"I'm not the guy who dressed up as my favorite character to go to the premiere," Mr. Davidson said. "I have an appreciation of it from the movies first."
Mr. Davidson finds the most religious significance in Frodo's quest. "To me it's how God uses the unexpected," he said, "and half the time it's because the people who don't expect it can handle it. The ones who aren't vying for the position are the ones who should get it because it won't end up corrupting them."
Glenn Teal, the church's pastor, devoted a Sunday sermon to the trilogy, showing clips and discussing religious themes, including the importance of friendship and encouragement, evidenced by the hobbit Sam's refusal to let Frodo to quit. More than 1,400 worshipers attended.
"I see these things as an opportunity for Christian people to engage the culture, to get into the debate," Mr. Teal said. "If someone's going to be talking about it, we should be part of the discussion."
Darren Rowse, a Baptist minister in Melbourne, Australia, has devoted space on his blog to helping people apply some of the movies' themes to their religious lives.
Mr. Hermon of christianitytoday .com said: "When we put anything having to do with `Lord of the Rings' or Tolkien on the site, people flock to it. Our audience is looking for it, for sure."
Scholars and theologians say the trilogy espouses Christian convictions and creeds as well as pagan elements. Though some parallels can be drawn between Christian doctrine and scenes in the books, most of the religious symbolism lies slightly below the surface, never so overt as to distract from the story.
That, scholars say, is what Tolkien intended. He was a devout Christian who, after his pious mother died when he was 12, was raised by a Roman Catholic priest. But he was not one to proselytize in his novels. Instead, scholars say, Tolkien drew on his adolescence, a mastery of the Old English epic "Beowulf" and his faith to create creatures who quietly lived out Christian tenets.
"Tolkien's own imagination was so thoroughly Christian and so formed by a life of Roman Catholic piety that I think it was just implicit in how he saw the world," said John D. Sykes Jr., a professor of English at Wingate University in Wingate, N.C., who has written articles on Tolkien and reviews of the movies. "Even Middle Earth, in its historical scheme, is a pre-Christian world entirely, and his mythology is meant to reflect that. The way he's organized the thing is implicitly Christian, and there are also a number of more direct symbols that are there."
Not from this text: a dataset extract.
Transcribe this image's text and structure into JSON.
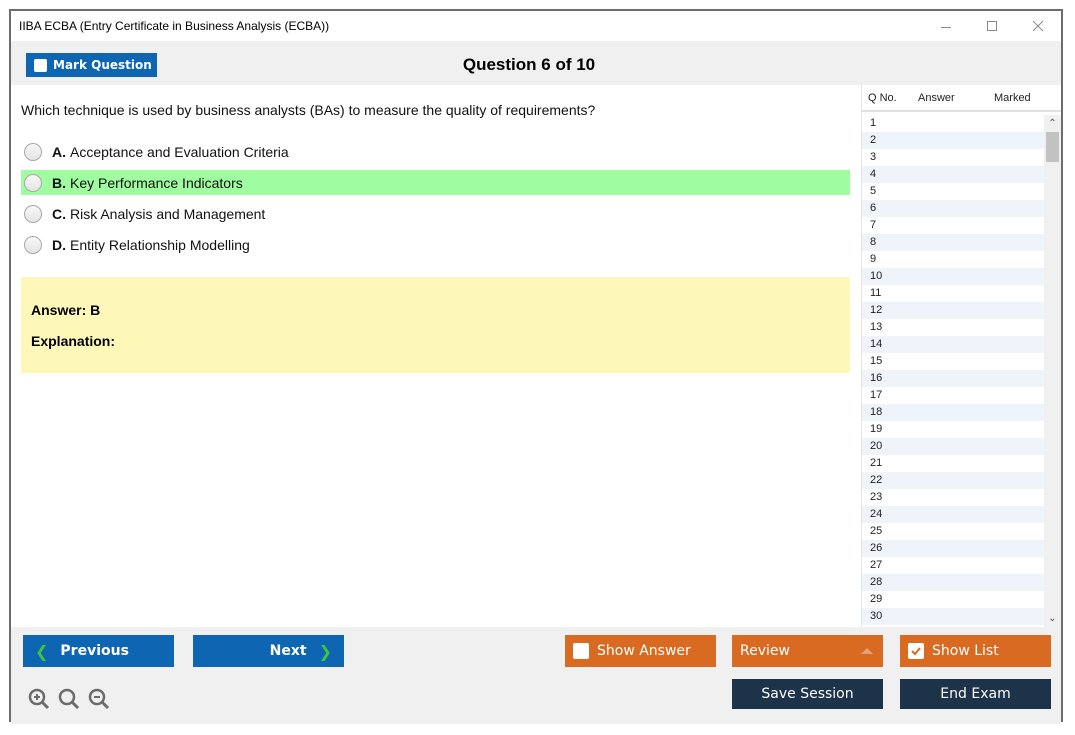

Lembas, bread eaten by elves and the only thing Frodo and Sam consume on the last part of their journey, suggests the Eucharist, Dr. Sykes and Dr. Wood said. Other themes include faith, hope, fellowship and charity, which works itself out in forgiveness and pity. The triumph of good over evil is the main theme of the story.
"He writes a pre-Christian book in which there's no Christ figure, but he gives to that book a profoundly Christian quality," Dr. Wood said.
This effect was evident to Tolkien. In a Dec. 2, 1953, letter to a Jesuit priest, Tolkien called "The Lord of the Rings" a "fundamentally religious and Catholic work; unconsciously at first, but consciously in the revision."
Some, including Bradley J. Birzer, an associate professor of history at Hillsdale College in Hillsdale, Mich., and the author of "J. R. R. Tolkien's Sanctifying Myth" (ISI Books, 2002), see pagan themes. Dr. Birzer believes Tolkien continued the Western tradition of sanctifying pagan traditions for Christian use. Dr. Birzer cites the wizard Gandalf, who he believes is a Christianized version of the Norse god Odin.
Whether Christianity or paganism resonate in the movies is a topic of debate among scholars. Some, like Dr. Wood, believe the movies omit much of the religious allegory. Others think the movies stay true to, and even promote, Christianity.
"The whole thing depends on a sacrifice, and the sort of uplifting shock of the plot turn is the worst thing turning into the best thing," Dr. Sykes said. "In the climax of the story you see clear Christian parallels."